Can Surgery Solve Breastfeeding Woes?
The phrase tongue-tied calls to mind an anxious public speaker. But for many infants and parents, the term has medical significance. Up to 12% of babies have a condition formally known as ankyloglossia. The membranes securing their tongues are thick, tight, short, or attached to the front of the organ. As a result, their tongues can’t move freely.
If your child’s tongue-tied, you may have problems breastfeeding. Latching on can prove difficult. Your nipples may crack or bleed, which can then affect milk flow. Other babies have what’s called a lip tie—when the upper lip is tethered tightly to the upper gum. This may also interfere with nursing.
Your child’s healthcare provider, dentist, or a lactation consultant may spot a tongue-tie or a lip tie. Or, you might want to ask about it if you’re having trouble feeding your child.
Untangling the tongue-tie debate
The most common tongue-tie operation is a simple clip of the membrane with scissors or lasers, called a frenotomy.
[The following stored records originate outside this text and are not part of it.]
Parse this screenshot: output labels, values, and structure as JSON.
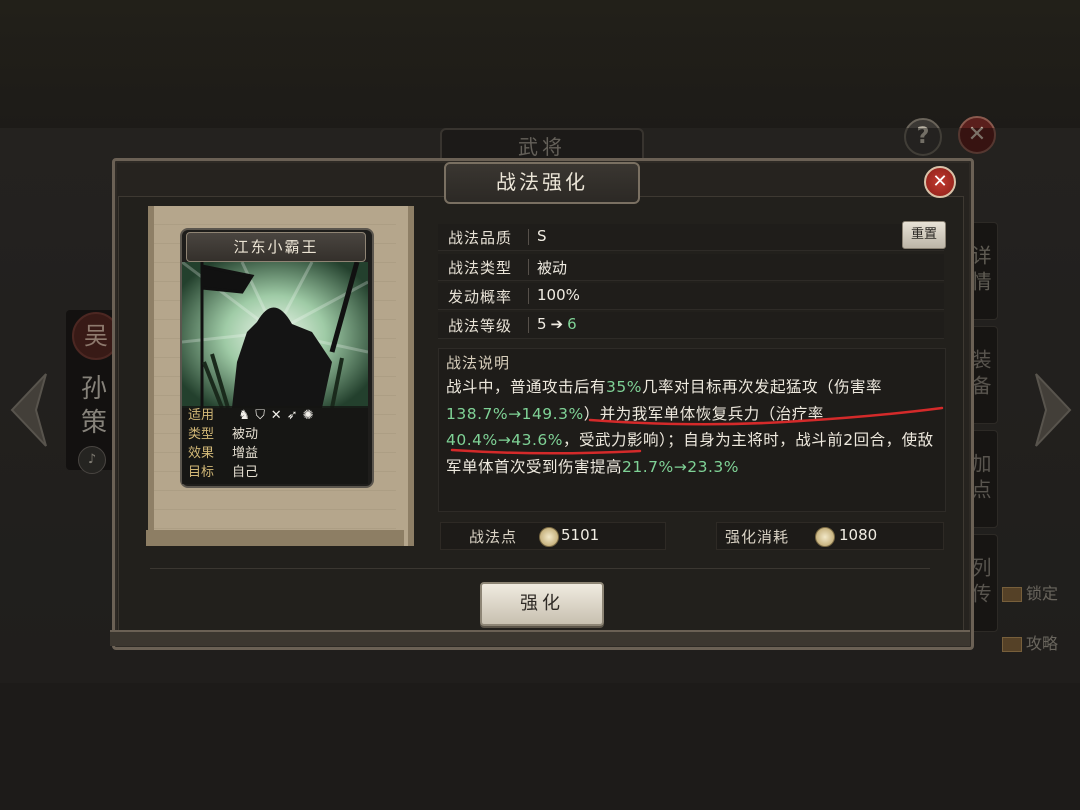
{
  "background": {
    "title": "武将",
    "help_label": "?",
    "close_label": "✕",
    "kingdom": "吴",
    "hero_name": "孙策",
    "voice_icon": "speaker-icon",
    "side_tabs": [
      "详情",
      "装备",
      "加点",
      "列传"
    ],
    "lock_label": "锁定",
    "guide_label": "攻略"
  },
  "modal": {
    "title": "战法强化",
    "close_label": "✕",
    "reset_label": "重置",
    "card": {
      "name": "江东小霸王",
      "stats": [
        {
          "key": "适用",
          "value": ""
        },
        {
          "key": "类型",
          "value": "被动"
        },
        {
          "key": "效果",
          "value": "增益"
        },
        {
          "key": "目标",
          "value": "自己"
        }
      ],
      "troop_icons": [
        "cavalry-icon",
        "shield-icon",
        "bow-icon",
        "spear-icon",
        "wheel-icon"
      ]
    },
    "info": {
      "quality_key": "战法品质",
      "quality_val": "S",
      "type_key": "战法类型",
      "type_val": "被动",
      "rate_key": "发动概率",
      "rate_val": "100%",
      "level_key": "战法等级",
      "level_from": "5",
      "level_arrow": "➔",
      "level_to": "6"
    },
    "description": {
      "label": "战法说明",
      "t1": "战斗中，普通攻击后有",
      "v1": "35%",
      "t2": "几率对目标再次发起猛攻（伤害率",
      "v2": "138.7%→149.3%",
      "t3": "）并为我军单体恢复兵力（治疗率",
      "v3": "40.4%→43.6%",
      "t4": "，受武力影响）；自身为主将时，战斗前2回合，使敌军单体首次受到伤害提高",
      "v4": "21.7%→23.3%"
    },
    "points_label": "战法点",
    "points_value": "5101",
    "cost_label": "强化消耗",
    "cost_value": "1080",
    "enhance_label": "强化"
  }
}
It’s generally safe and usually done with local or no anesthesia. And as breastfeeding regains popularity, tongue-tie diagnoses and surgeries have also spiked.
Yet some experts question whether they’re always necessary. A recent research review found frenotomy in infants eased mothers’ nipple pain in the short term. However, the surgery didn’t consistently improve breastfeeding. What’s more, these clips come at a cost. Insurance doesn’t always cover them. And sometimes, patients require additional surgical procedures.
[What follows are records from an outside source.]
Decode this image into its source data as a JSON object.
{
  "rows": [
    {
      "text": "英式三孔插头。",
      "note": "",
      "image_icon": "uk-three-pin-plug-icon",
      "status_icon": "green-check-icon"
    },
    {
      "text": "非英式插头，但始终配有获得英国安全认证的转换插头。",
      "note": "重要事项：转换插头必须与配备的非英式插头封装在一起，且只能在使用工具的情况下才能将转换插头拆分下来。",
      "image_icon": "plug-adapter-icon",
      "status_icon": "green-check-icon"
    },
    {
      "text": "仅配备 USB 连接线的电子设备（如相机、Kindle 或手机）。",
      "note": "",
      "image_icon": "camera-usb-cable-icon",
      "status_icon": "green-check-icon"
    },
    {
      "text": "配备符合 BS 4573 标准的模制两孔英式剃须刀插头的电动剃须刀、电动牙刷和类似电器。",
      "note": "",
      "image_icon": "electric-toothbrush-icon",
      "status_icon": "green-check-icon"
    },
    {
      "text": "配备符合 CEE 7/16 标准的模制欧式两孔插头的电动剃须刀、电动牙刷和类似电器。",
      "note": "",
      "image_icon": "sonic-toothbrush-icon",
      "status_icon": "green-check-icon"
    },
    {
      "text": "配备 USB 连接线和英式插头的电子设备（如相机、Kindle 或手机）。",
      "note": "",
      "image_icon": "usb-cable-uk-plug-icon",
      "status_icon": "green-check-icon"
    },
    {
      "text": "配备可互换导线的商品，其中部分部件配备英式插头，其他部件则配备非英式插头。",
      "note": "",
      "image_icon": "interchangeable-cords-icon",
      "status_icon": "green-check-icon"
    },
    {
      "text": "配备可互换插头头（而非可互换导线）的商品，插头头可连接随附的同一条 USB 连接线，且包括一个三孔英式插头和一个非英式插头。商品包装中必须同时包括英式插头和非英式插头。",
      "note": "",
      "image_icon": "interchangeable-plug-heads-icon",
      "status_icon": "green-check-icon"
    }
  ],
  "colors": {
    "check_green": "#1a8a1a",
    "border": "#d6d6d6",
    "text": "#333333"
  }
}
When it comes to releasing lip ties, very few studies have examined the procedure. In fact, it isn’t even clear that doctors all define the problem in the same way. For that reason, it’s difficult to research if lip-tie surgery is an effective solution.
Assess your alternatives
When deciding if one of these surgeries is right for your baby, remember that you don’t have to rely on one provider’s advice. With any nonemergency surgery, you can get a second opinion.
Many different types of providers evaluate these conditions, including speech therapists, lactation consultants, pediatricians, pediatric dentists, and otolaryngologists. You can consult more than one, ask for a thorough breastfeeding assessment, and try other tactics before choosing surgery.